━━━ DATA EXTRACTS ━━━
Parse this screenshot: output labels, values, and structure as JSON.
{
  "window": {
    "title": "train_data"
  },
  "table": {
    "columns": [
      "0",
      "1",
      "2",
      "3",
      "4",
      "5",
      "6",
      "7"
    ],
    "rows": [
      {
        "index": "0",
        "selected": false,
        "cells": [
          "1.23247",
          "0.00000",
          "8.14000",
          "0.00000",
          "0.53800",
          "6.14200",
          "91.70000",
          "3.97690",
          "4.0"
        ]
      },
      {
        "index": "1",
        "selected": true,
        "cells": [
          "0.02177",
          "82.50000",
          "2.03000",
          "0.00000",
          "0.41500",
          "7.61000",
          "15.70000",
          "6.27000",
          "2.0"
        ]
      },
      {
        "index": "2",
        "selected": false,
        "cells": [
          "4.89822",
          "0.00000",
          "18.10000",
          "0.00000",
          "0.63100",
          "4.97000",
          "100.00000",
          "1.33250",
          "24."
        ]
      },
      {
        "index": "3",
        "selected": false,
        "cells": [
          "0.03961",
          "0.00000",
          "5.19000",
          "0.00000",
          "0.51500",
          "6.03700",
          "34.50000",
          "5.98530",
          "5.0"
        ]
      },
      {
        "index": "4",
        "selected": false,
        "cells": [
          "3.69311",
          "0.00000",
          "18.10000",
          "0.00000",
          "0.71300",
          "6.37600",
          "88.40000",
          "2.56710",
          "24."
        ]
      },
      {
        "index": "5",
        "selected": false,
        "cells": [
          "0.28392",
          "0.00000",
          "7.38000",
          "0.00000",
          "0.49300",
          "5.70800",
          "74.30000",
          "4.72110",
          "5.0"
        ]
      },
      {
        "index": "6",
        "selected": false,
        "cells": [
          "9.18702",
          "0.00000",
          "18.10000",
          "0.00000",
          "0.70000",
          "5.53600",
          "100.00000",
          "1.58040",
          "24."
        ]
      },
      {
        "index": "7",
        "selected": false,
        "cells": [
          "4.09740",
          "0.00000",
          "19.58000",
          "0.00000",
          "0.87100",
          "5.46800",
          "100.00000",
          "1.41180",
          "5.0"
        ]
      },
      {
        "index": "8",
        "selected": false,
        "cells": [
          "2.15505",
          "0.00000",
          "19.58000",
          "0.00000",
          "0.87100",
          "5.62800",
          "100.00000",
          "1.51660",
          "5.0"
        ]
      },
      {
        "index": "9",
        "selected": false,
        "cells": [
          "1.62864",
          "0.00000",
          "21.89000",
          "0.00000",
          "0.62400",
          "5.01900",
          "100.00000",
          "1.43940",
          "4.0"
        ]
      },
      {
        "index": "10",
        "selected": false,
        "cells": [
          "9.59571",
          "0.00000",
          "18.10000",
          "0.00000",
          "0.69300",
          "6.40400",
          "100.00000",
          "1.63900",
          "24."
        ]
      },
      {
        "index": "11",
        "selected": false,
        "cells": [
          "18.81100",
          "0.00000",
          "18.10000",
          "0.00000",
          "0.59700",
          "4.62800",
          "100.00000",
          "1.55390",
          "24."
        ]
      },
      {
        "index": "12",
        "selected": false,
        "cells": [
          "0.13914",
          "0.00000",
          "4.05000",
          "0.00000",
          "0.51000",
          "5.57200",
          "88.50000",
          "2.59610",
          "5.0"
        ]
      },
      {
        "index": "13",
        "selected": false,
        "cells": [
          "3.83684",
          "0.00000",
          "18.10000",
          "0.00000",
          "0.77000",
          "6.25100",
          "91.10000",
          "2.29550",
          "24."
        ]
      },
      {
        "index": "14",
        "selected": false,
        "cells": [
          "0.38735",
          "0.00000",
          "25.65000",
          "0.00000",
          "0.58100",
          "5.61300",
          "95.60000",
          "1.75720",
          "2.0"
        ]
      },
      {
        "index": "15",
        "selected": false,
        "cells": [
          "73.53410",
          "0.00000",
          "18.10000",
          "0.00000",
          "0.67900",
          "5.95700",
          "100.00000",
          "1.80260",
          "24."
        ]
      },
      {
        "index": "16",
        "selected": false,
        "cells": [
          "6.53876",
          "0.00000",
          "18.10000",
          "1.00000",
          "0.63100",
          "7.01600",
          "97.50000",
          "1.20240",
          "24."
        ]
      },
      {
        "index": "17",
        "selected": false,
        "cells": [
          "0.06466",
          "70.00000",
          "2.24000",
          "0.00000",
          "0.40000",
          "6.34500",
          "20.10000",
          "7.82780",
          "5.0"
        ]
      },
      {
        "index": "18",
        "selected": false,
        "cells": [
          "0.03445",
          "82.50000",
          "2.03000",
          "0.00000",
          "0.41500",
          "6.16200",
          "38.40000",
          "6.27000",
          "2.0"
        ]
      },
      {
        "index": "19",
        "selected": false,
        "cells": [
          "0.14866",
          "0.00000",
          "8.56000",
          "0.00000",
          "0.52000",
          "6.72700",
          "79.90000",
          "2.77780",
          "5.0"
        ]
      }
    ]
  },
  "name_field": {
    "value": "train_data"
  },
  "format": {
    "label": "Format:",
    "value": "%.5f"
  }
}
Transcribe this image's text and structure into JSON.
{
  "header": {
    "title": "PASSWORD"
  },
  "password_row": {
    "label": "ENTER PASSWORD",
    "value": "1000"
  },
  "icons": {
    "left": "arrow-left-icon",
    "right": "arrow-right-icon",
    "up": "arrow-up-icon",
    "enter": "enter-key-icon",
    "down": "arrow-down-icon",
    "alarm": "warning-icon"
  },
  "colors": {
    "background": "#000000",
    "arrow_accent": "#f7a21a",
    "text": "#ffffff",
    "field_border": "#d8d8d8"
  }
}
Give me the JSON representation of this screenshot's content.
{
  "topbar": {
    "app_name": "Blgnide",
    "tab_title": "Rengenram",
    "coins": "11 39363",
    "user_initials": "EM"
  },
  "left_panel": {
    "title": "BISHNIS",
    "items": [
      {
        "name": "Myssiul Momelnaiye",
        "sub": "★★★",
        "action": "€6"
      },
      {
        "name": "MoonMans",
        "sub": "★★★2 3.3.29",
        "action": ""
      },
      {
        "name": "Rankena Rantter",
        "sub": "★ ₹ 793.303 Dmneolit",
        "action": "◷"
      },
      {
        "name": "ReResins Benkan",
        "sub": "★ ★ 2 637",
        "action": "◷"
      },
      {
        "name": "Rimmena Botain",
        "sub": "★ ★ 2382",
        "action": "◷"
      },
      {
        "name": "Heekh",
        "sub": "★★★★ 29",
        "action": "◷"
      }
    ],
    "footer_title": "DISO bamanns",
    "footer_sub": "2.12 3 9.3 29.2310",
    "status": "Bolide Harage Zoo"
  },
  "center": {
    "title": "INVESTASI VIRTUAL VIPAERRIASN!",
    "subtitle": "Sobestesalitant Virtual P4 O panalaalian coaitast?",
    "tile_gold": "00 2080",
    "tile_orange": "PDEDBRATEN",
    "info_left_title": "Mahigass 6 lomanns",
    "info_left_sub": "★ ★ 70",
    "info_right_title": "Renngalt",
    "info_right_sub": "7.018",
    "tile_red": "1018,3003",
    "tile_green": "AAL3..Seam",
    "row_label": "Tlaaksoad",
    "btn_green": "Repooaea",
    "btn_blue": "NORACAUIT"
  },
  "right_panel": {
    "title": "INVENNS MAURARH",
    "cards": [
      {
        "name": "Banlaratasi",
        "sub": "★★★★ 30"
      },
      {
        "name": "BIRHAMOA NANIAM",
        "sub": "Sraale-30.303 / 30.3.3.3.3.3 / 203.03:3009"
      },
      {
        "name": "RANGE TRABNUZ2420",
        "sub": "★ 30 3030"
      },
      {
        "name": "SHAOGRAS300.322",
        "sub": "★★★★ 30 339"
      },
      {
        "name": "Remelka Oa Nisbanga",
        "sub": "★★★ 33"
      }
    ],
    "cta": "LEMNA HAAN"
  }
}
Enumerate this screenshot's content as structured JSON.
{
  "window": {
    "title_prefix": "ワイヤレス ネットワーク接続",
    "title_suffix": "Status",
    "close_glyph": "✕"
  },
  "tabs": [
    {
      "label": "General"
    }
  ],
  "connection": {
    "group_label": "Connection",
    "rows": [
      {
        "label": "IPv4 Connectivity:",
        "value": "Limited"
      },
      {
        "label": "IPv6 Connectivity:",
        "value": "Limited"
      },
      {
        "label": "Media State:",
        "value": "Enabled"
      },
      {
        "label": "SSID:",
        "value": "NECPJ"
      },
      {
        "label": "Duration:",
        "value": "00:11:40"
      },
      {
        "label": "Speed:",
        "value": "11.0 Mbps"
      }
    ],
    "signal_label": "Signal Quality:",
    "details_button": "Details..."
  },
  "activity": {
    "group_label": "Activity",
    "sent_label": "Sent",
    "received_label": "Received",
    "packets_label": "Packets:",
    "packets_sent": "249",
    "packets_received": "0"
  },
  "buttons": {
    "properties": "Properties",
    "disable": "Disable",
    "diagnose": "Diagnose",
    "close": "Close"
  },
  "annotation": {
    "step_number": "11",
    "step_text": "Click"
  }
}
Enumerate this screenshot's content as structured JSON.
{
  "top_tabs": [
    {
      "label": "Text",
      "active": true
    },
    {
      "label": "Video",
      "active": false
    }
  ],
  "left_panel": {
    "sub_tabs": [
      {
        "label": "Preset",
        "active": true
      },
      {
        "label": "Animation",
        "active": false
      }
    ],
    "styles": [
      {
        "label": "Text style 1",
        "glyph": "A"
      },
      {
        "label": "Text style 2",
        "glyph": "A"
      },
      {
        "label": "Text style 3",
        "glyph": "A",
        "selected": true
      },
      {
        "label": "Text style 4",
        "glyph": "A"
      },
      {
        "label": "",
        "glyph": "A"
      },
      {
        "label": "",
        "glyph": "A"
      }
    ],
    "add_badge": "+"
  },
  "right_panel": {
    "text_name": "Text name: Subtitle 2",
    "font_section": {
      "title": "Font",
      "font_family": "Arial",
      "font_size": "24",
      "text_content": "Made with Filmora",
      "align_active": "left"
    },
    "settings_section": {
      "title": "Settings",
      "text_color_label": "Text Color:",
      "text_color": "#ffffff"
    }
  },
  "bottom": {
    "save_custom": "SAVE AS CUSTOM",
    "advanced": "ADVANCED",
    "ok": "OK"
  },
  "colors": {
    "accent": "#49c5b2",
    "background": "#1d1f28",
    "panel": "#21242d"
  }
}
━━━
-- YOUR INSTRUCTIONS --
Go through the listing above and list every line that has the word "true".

-- RESULT FOR THIS EXERCISE --
        "selected": true,
      "active": true
        "active": true
        "selected": true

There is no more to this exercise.